### Data extracts
◆ ◆ ◆ ◆
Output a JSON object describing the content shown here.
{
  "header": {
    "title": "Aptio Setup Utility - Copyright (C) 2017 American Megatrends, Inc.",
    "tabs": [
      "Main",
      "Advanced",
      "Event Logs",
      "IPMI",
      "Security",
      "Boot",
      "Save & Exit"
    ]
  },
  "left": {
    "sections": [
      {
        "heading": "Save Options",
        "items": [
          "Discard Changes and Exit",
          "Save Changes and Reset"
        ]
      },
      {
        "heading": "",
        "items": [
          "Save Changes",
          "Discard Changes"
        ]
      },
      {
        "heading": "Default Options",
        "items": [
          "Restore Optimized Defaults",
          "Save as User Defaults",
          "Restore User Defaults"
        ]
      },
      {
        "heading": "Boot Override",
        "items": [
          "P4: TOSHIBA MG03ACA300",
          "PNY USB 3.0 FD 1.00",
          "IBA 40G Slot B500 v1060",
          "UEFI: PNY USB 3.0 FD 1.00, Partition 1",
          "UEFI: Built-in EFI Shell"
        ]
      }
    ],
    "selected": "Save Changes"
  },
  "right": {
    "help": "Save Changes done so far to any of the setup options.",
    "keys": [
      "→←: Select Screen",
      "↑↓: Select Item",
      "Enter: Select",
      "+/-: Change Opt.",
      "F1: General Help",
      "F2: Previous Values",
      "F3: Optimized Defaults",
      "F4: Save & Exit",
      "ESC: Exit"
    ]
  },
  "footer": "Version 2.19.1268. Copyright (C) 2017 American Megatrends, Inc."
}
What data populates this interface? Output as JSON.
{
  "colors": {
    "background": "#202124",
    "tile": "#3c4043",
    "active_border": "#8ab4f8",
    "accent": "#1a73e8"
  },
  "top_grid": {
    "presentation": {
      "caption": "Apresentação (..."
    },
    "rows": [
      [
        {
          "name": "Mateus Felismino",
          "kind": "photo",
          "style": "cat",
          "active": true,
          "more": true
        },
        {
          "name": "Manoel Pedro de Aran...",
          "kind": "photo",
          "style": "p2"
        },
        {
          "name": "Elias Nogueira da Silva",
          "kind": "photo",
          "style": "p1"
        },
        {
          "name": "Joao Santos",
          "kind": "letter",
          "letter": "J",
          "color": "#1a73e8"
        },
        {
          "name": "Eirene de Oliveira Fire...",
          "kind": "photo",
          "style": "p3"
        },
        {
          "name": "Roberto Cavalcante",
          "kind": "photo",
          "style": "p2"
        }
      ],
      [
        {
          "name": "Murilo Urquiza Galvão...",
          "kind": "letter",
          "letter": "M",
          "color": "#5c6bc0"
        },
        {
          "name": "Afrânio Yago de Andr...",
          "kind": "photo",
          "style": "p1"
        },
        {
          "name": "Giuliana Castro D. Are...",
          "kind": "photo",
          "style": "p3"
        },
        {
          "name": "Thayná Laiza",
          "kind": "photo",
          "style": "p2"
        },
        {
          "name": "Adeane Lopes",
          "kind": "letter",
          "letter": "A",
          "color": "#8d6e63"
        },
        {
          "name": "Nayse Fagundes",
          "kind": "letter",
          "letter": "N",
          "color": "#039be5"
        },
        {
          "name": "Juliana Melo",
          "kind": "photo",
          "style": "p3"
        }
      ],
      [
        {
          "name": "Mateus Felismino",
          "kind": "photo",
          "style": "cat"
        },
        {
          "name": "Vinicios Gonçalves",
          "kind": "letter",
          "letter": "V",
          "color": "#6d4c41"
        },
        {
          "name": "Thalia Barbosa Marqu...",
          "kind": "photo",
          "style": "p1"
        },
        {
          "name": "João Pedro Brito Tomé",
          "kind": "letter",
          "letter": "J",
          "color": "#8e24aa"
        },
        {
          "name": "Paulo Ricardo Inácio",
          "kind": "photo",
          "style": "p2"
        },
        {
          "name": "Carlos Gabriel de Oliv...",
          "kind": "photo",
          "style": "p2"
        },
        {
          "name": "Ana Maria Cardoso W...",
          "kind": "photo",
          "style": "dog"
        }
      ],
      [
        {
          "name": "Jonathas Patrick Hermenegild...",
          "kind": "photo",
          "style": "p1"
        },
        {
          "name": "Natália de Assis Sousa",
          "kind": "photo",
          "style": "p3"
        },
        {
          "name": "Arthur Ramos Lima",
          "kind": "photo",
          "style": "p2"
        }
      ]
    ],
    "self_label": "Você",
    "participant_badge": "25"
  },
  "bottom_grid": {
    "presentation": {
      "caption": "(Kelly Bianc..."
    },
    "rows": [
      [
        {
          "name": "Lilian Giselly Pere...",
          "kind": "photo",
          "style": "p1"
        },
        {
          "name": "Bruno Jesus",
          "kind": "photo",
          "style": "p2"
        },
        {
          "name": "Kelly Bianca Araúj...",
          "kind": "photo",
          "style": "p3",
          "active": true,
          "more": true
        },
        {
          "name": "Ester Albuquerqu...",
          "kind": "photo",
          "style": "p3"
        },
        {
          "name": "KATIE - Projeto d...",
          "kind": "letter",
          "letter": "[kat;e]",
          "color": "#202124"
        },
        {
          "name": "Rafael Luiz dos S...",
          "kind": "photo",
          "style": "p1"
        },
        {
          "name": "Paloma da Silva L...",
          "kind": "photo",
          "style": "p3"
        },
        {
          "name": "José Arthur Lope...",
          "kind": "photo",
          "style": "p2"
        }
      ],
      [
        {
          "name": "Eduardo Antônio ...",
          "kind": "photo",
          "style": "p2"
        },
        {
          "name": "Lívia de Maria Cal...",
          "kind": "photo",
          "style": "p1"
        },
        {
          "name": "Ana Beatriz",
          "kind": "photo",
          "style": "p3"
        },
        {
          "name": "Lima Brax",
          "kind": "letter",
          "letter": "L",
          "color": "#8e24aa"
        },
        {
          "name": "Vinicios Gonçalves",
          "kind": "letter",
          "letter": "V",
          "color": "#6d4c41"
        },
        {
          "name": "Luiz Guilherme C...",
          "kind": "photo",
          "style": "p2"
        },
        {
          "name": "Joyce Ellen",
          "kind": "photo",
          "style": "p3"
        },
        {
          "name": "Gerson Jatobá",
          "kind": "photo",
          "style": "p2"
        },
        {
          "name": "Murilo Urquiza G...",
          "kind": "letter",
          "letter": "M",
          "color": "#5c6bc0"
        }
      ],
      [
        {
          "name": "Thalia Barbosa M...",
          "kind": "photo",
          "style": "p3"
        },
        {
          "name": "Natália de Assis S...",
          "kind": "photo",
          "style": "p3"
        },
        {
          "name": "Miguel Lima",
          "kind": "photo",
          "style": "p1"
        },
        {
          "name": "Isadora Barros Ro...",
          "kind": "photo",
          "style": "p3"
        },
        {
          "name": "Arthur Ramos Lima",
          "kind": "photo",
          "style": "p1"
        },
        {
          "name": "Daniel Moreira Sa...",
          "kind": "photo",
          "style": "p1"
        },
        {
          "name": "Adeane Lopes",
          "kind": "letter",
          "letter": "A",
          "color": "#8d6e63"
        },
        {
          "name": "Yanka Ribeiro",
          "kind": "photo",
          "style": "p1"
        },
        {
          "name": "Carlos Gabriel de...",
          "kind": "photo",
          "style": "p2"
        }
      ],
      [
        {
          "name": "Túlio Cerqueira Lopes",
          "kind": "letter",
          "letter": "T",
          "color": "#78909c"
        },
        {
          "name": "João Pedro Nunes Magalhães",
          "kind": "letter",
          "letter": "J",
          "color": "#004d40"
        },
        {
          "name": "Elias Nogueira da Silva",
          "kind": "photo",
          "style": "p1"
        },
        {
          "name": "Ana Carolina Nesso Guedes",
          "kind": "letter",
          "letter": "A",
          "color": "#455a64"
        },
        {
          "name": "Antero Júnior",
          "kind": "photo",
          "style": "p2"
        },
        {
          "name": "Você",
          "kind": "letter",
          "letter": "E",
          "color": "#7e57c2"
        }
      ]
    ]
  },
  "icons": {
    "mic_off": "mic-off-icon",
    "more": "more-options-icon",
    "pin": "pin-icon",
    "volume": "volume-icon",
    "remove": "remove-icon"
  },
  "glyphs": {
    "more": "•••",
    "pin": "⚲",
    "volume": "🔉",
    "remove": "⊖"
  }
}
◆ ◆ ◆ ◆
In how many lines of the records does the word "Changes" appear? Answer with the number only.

### Answer
6